In the macro, I love that scenario. It's a symbol of a strong, fun rivarly.

In the micro, that scenario scares the absolute crap out of me, and I want to DVR these games just so I can watch them at 3x speed.

The important thing is that even when the Giants and Dodgers aren't in direct competition with each other, the rivalry is still something you shouldn't take for granted. The Indians beat the White Sox today. No one cares. Fausto Carmona got the win; if it were a fish, he'd throw it back. But Giants/Dodgers games should always be amazing. Because screw the Dodgers, that's why. And you know they feel the same about us, and it would be especially sweet for them if they could watch the Dodgers virtually eliminate the Giants from contention. It doesn't make a lot of sense from a purely logical perspective, this business of rivalries and schadenfreude. Maybe that's why it's so cool.

Pitcher to watch
Now that I've waxed rhapsodic about the beauty of baseball, please note that if Clayton Kershaw shuts out the Giants again tonight, I will take back everything I said about this horrid and repugnant sport.

Hitter to watch
Eugenio! Eugenio! He's at 0-for-34 now! One more to tie the single-season record for a non-pitcher! Who says the universe isn't just and fair?

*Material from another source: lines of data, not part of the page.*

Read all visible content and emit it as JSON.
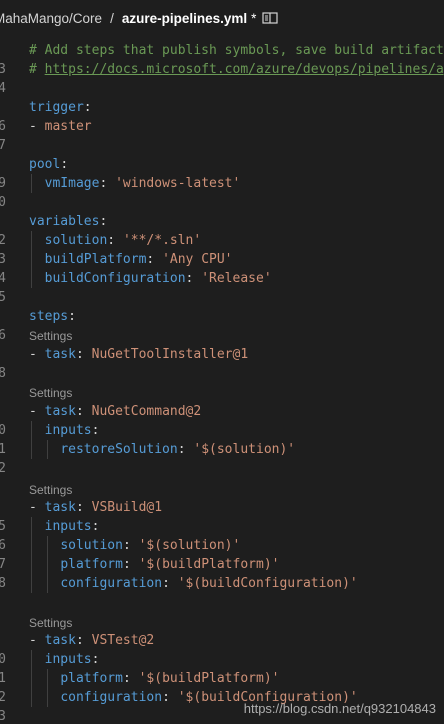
{
  "tab": {
    "repo_path": "MahaMango/Core",
    "separator": "/",
    "file_name": "azure-pipelines.yml",
    "dirty_marker": "*",
    "split_icon": "split-editor-icon"
  },
  "editor": {
    "comment1": "# Add steps that publish symbols, save build artifacts",
    "comment2_prefix": "# ",
    "comment2_link": "https://docs.microsoft.com/azure/devops/pipelines/ap",
    "trigger_key": "trigger",
    "trigger_item": "master",
    "pool_key": "pool",
    "vmimage_key": "vmImage",
    "vmimage_val": "'windows-latest'",
    "variables_key": "variables",
    "solution_key": "solution",
    "solution_val": "'**/*.sln'",
    "buildplatform_key": "buildPlatform",
    "buildplatform_val": "'Any CPU'",
    "buildconfig_key": "buildConfiguration",
    "buildconfig_val": "'Release'",
    "steps_key": "steps",
    "codelens": "Settings",
    "task_key": "task",
    "task1_val": "NuGetToolInstaller@1",
    "task2_val": "NuGetCommand@2",
    "inputs_key": "inputs",
    "restore_key": "restoreSolution",
    "restore_val": "'$(solution)'",
    "task3_val": "VSBuild@1",
    "sol_input_val": "'$(solution)'",
    "platform_key": "platform",
    "platform_val": "'$(buildPlatform)'",
    "configuration_key": "configuration",
    "configuration_val": "'$(buildConfiguration)'",
    "task4_val": "VSTest@2",
    "line_numbers": [
      "3",
      "4",
      "",
      "6",
      "7",
      "",
      "9",
      "0",
      "",
      "2",
      "3",
      "4",
      "5",
      "6",
      "",
      "8",
      "",
      "3",
      "",
      "0",
      "1",
      "2",
      "",
      "",
      "5",
      "6",
      "7",
      "8",
      "",
      "",
      "0",
      "1",
      "2",
      "3"
    ]
  },
  "watermark": "https://blog.csdn.net/q932104843"
}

Yeah, that Velez ruins us somehow. I'm on page 89 of the script, but I think I've figured out the ending. It's a horrible, tragic ending, but it sure does fit the tone of the whole piece.